Restoring App Updates from Google Play Store
Step 1: Open the Google Play Store app on your device.
Step 2: Tap on the profile icon located at the top-right corner of the screen.
Step 3: Choose My apps & games from the menu.
Here’s what you’ll do next:
|Check for Updates
|Look for the app you’ve uninstalled updates for and see if there’s an available update.
|Restore Individual Updates
|Tap Update next to the app to restore the latest app version.
Remember: If you want to avoid the app updating automatically in the future, tap on the app’s name, hit the three-dot menu on the top right, and uncheck Enable auto-update.
Before you decide to uninstall an Android update, it’s wise to weigh the potential risks against the benefits you’re aiming to gain.
Understanding Risks and Benefits
Risks: When you uninstall an update, you might lose security patches that were part of the update, potentially leaving your device more vulnerable to malware. Also, revoking certain update permissions could affect the functionality of your apps or system.
Benefits: You might favor rolling back an update if it’s causing performance issues or you dislike the changes. Your user experience and personal preference are valid considerations. However, keep in mind that while you may resolve some immediate glitches, any benefits should be measured against potential long-term security risks.
Technical Details and Resources
Before you attempt uninstalling a software update on your Android device, it’s crucial you’re armed with the right device specifics. The info you collect helps determine the compatibility and correct procedures for uninstalling updates.
Identifying Your Android Device Information
First up, let’s find out what Android phone you’re working with. Scoot over to the “Settings” app and hit “About Phone” or “About Device”. Here’s a breakdown of what you’re looking for:
- OS Version: Check which version of Android you’re running.

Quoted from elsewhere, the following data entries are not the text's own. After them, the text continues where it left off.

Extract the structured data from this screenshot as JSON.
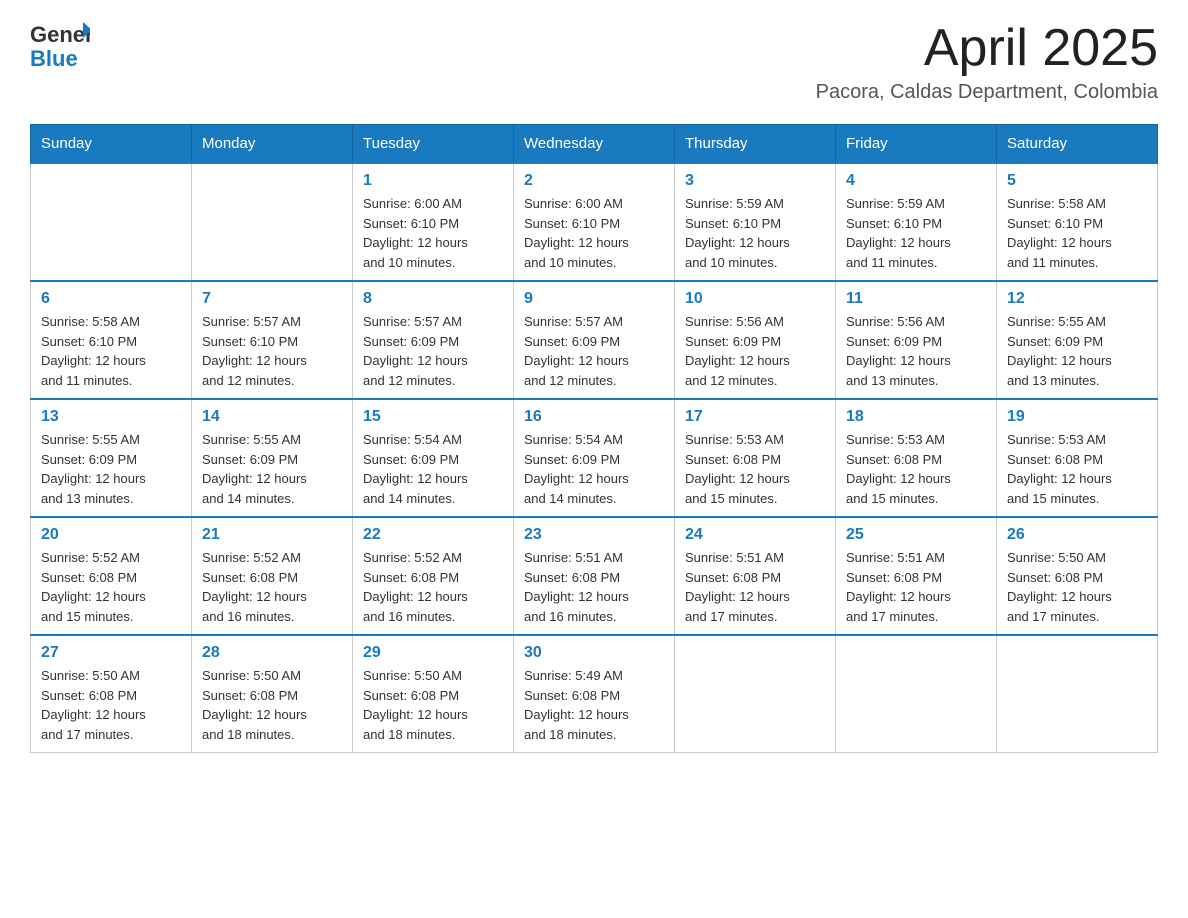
{
  "header": {
    "logo_general": "General",
    "logo_blue": "Blue",
    "month_title": "April 2025",
    "location": "Pacora, Caldas Department, Colombia"
  },
  "weekdays": [
    "Sunday",
    "Monday",
    "Tuesday",
    "Wednesday",
    "Thursday",
    "Friday",
    "Saturday"
  ],
  "weeks": [
    [
      {
        "day": "",
        "info": ""
      },
      {
        "day": "",
        "info": ""
      },
      {
        "day": "1",
        "info": "Sunrise: 6:00 AM\nSunset: 6:10 PM\nDaylight: 12 hours\nand 10 minutes."
      },
      {
        "day": "2",
        "info": "Sunrise: 6:00 AM\nSunset: 6:10 PM\nDaylight: 12 hours\nand 10 minutes."
      },
      {
        "day": "3",
        "info": "Sunrise: 5:59 AM\nSunset: 6:10 PM\nDaylight: 12 hours\nand 10 minutes."
      },
      {
        "day": "4",
        "info": "Sunrise: 5:59 AM\nSunset: 6:10 PM\nDaylight: 12 hours\nand 11 minutes."
      },
      {
        "day": "5",
        "info": "Sunrise: 5:58 AM\nSunset: 6:10 PM\nDaylight: 12 hours\nand 11 minutes."
      }
    ],
    [
      {
        "day": "6",
        "info": "Sunrise: 5:58 AM\nSunset: 6:10 PM\nDaylight: 12 hours\nand 11 minutes."
      },
      {
        "day": "7",
        "info": "Sunrise: 5:57 AM\nSunset: 6:10 PM\nDaylight: 12 hours\nand 12 minutes."
      },
      {
        "day": "8",
        "info": "Sunrise: 5:57 AM\nSunset: 6:09 PM\nDaylight: 12 hours\nand 12 minutes."
      },
      {
        "day": "9",
        "info": "Sunrise: 5:57 AM\nSunset: 6:09 PM\nDaylight: 12 hours\nand 12 minutes."
      },
      {
        "day": "10",
        "info": "Sunrise: 5:56 AM\nSunset: 6:09 PM\nDaylight: 12 hours\nand 12 minutes."
      },
      {
        "day": "11",
        "info": "Sunrise: 5:56 AM\nSunset: 6:09 PM\nDaylight: 12 hours\nand 13 minutes."
      },
      {
        "day": "12",
        "info": "Sunrise: 5:55 AM\nSunset: 6:09 PM\nDaylight: 12 hours\nand 13 minutes."
      }
    ],
    [
      {
        "day": "13",
        "info": "Sunrise: 5:55 AM\nSunset: 6:09 PM\nDaylight: 12 hours\nand 13 minutes."
      },
      {
        "day": "14",
        "info": "Sunrise: 5:55 AM\nSunset: 6:09 PM\nDaylight: 12 hours\nand 14 minutes."
      },
      {
        "day": "15",
        "info": "Sunrise: 5:54 AM\nSunset: 6:09 PM\nDaylight: 12 hours\nand 14 minutes."
      },
      {
        "day": "16",
        "info": "Sunrise: 5:54 AM\nSunset: 6:09 PM\nDaylight: 12 hours\nand 14 minutes."
      },
      {
        "day": "17",
        "info": "Sunrise: 5:53 AM\nSunset: 6:08 PM\nDaylight: 12 hours\nand 15 minutes."
      },
      {
        "day": "18",
        "info": "Sunrise: 5:53 AM\nSunset: 6:08 PM\nDaylight: 12 hours\nand 15 minutes."
      },
      {
        "day": "19",
        "info": "Sunrise: 5:53 AM\nSunset: 6:08 PM\nDaylight: 12 hours\nand 15 minutes."
      }
    ],
    [
      {
        "day": "20",
        "info": "Sunrise: 5:52 AM\nSunset: 6:08 PM\nDaylight: 12 hours\nand 15 minutes."
      },
      {
        "day": "21",
        "info": "Sunrise: 5:52 AM\nSunset: 6:08 PM\nDaylight: 12 hours\nand 16 minutes."
      },
      {
        "day": "22",
        "info": "Sunrise: 5:52 AM\nSunset: 6:08 PM\nDaylight: 12 hours\nand 16 minutes."
      },
      {
        "day": "23",
        "info": "Sunrise: 5:51 AM\nSunset: 6:08 PM\nDaylight: 12 hours\nand 16 minutes."
      },
      {
        "day": "24",
        "info": "Sunrise: 5:51 AM\nSunset: 6:08 PM\nDaylight: 12 hours\nand 17 minutes."
      },
      {
        "day": "25",
        "info": "Sunrise: 5:51 AM\nSunset: 6:08 PM\nDaylight: 12 hours\nand 17 minutes."
      },
      {
        "day": "26",
        "info": "Sunrise: 5:50 AM\nSunset: 6:08 PM\nDaylight: 12 hours\nand 17 minutes."
      }
    ],
    [
      {
        "day": "27",
        "info": "Sunrise: 5:50 AM\nSunset: 6:08 PM\nDaylight: 12 hours\nand 17 minutes."
      },
      {
        "day": "28",
        "info": "Sunrise: 5:50 AM\nSunset: 6:08 PM\nDaylight: 12 hours\nand 18 minutes."
      },
      {
        "day": "29",
        "info": "Sunrise: 5:50 AM\nSunset: 6:08 PM\nDaylight: 12 hours\nand 18 minutes."
      },
      {
        "day": "30",
        "info": "Sunrise: 5:49 AM\nSunset: 6:08 PM\nDaylight: 12 hours\nand 18 minutes."
      },
      {
        "day": "",
        "info": ""
      },
      {
        "day": "",
        "info": ""
      },
      {
        "day": "",
        "info": ""
      }
    ]
  ]
}
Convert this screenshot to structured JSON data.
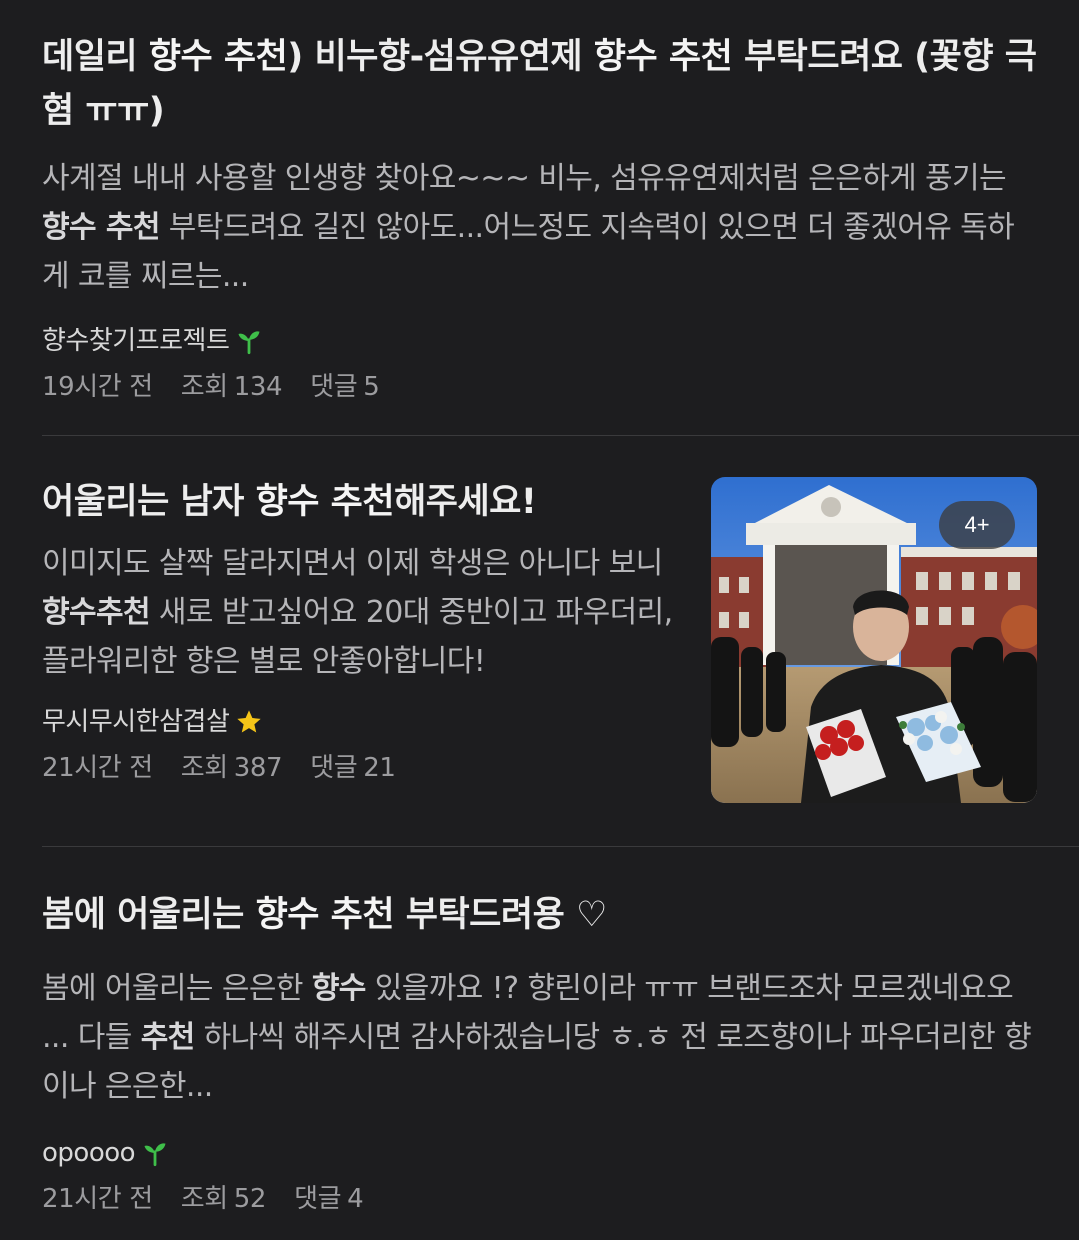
{
  "posts": [
    {
      "title_segments": [
        {
          "text": "데일리 ",
          "bold": false
        },
        {
          "text": "향수 추천",
          "bold": true
        },
        {
          "text": ") 비누향-섬유유연제 ",
          "bold": false
        },
        {
          "text": "향수 추천",
          "bold": true
        },
        {
          "text": " 부탁드려요 (꽃향 극혐 ㅠㅠ)",
          "bold": false
        }
      ],
      "snippet_segments": [
        {
          "text": "사계절 내내 사용할 인생향 찾아요~~~ 비누, 섬유유연제처럼 은은하게 풍기는 ",
          "bold": false
        },
        {
          "text": "향수 추천",
          "bold": true
        },
        {
          "text": " 부탁드려요 길진 않아도...어느정도 지속력이 있으면 더 좋겠어유 독하게 코를 찌르는...",
          "bold": false
        }
      ],
      "author": "향수찾기프로젝트",
      "author_badge_icon": "sprout-icon",
      "time": "19시간 전",
      "views_label": "조회",
      "views": "134",
      "comments_label": "댓글",
      "comments": "5"
    },
    {
      "title_segments": [
        {
          "text": "어울리는 남자 ",
          "bold": false
        },
        {
          "text": "향수 추천",
          "bold": true
        },
        {
          "text": "해주세요!",
          "bold": false
        }
      ],
      "snippet_segments": [
        {
          "text": "이미지도 살짝 달라지면서 이제 학생은 아니다 보니 ",
          "bold": false
        },
        {
          "text": "향수추천",
          "bold": true
        },
        {
          "text": " 새로 받고싶어요 20대 중반이고 파우더리, 플라워리한 향은 별로 안좋아합니다!",
          "bold": false
        }
      ],
      "author": "무시무시한삼겹살",
      "author_badge_icon": "star-icon",
      "time": "21시간 전",
      "views_label": "조회",
      "views": "387",
      "comments_label": "댓글",
      "comments": "21",
      "thumbnail_badge": "4+"
    },
    {
      "title_segments": [
        {
          "text": "봄에 어울리는 ",
          "bold": false
        },
        {
          "text": "향수 추천",
          "bold": true
        },
        {
          "text": " 부탁드려용 ♡",
          "bold": false
        }
      ],
      "snippet_segments": [
        {
          "text": "봄에 어울리는 은은한 ",
          "bold": false
        },
        {
          "text": "향수",
          "bold": true
        },
        {
          "text": " 있을까요 !? 향린이라 ㅠㅠ 브랜드조차 모르겠네요오 ... 다들 ",
          "bold": false
        },
        {
          "text": "추천",
          "bold": true
        },
        {
          "text": " 하나씩 해주시면 감사하겠습니당 ㅎ.ㅎ 전 로즈향이나 파우더리한 향이나 은은한...",
          "bold": false
        }
      ],
      "author": "opoooo",
      "author_badge_icon": "sprout-icon",
      "time": "21시간 전",
      "views_label": "조회",
      "views": "52",
      "comments_label": "댓글",
      "comments": "4"
    }
  ],
  "colors": {
    "background": "#1d1d1f",
    "sprout": "#3fbf4a",
    "star": "#f5c518"
  }
}
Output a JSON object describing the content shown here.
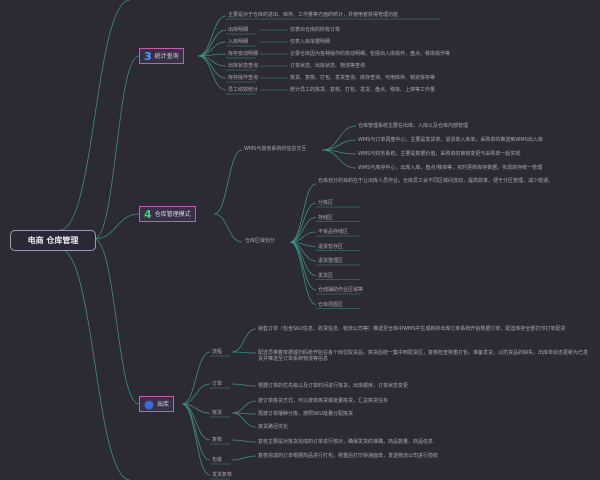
{
  "root": {
    "label": "电商 仓库管理"
  },
  "colors": {
    "background": "#2c2a33",
    "connector": "#3f8f86",
    "branch_border": "#c25fa8",
    "badge_blue": "#4aa0ff",
    "badge_green": "#3fd36a"
  },
  "branch3": {
    "number": "3",
    "label": "统计查询",
    "intro": "主要是对于仓库的进出、库存、工作量等方面的统计，并使用者获得管理功能",
    "items": [
      {
        "name": "出库明细",
        "desc": "仅表出仓库的所有订单"
      },
      {
        "name": "入库明细",
        "desc": "仅表入库单据明细"
      },
      {
        "name": "库存变动明细",
        "desc": "记录仓库因为各种操作的变动明细，包括出入库操作，盘点、移库操作等"
      },
      {
        "name": "出库状态查询",
        "desc": "订单状态、出库状态、物流等查询"
      },
      {
        "name": "库存操作查询",
        "desc": "拣货、复核、打包、发货查询、库存查询、可用库存、锁定库存等"
      },
      {
        "name": "员工绩效统计",
        "desc": "统计员工的拣货、复核、打包、发货、盘点、移库、上架等工作量"
      }
    ]
  },
  "branch4": {
    "number": "4",
    "label": "仓库管理模式",
    "wms": {
      "label": "WMS与其他系统的信息交互",
      "items": [
        "仓库管理系统主要在出库、入库以及仓库内部管理",
        "WMS与订单调度中心，主要是发货单，退货单入库单，采购单的推送到WMS出入库",
        "WMS与财务系统，主要是数据价值，采购单的审核变更与采购单一起实现",
        "WMS与库存中心，出库入库，盘点/移库等，实时更新库存数据，实现库存统一管理"
      ]
    },
    "partition": {
      "label": "仓库区域划分",
      "desc": "仓库划分的目的在于让出库人员作业，仓库员工会不同区域间流动，提高效率，便于分区管理，减少错误。",
      "items": [
        "分拣区",
        "存储区",
        "不良品存储区",
        "退货暂存区",
        "退货整理区",
        "发货区",
        "仓储辅助作业区域等",
        "仓库周围区"
      ]
    }
  },
  "branch5": {
    "number": "5",
    "label": "出库",
    "groups": [
      {
        "name": "流程",
        "items": [
          "销售订单（包含SKU信息、收货信息、物流公司等）推送至仓库中WMS中生成新的出库订单系统开始根据订单，配送库存全部打印打单配货",
          "配送员带着单据或扫码枪开始在各个库位取货品，拣货后统一集中到配货区，复核检查称重打包，准备发货，以防货品的缺失，出库单状态更新为已发货并推送至订单系统物流等信息"
        ]
      },
      {
        "name": "订单",
        "items": [
          "根据订单的优先级以及订单时间进行拣货，出库顺序，订单状态变更"
        ]
      },
      {
        "name": "拣货",
        "items": [
          "按订单拣货方式，可以按单拣货或批量拣货，汇总拣货任务",
          "再按订单播种分拣，按照SKU批量分配拣货",
          "拣货路径优化"
        ]
      },
      {
        "name": "复核",
        "items": [
          "复核主要是对拣货完成的订单进行核对，确保发货的准确，商品数量、商品信息"
        ]
      },
      {
        "name": "包装",
        "items": [
          "复核完成的订单根据商品进行打包，称重后打印快递面单，发送物流公司进行揽收"
        ]
      },
      {
        "name": "发货复核",
        "items": []
      }
    ]
  }
}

It could be anything from Lollipop to the latest Android release.
- Software Density: Also known as screen density; are we talking about hdpi, xhdpi, or maybe something fancier like xxhdpi?
- CPU Architecture: You’ll see terms like arm64 or x86. If you spot a 64-bit architecture, your phone can handle more data at once compared to its 32-bit counterpart — this is your tech brawn.
- Instruction Sets: These bad boys tell your Android how to get its thinking done right. You’ll find stuff like ARMv8 or x86-64.
Don’t forget to eyeball your device’s DPI (dots per inch), referred to as nodpi in some cases, ensuring apps render correctly across different screen sizes and resolutions.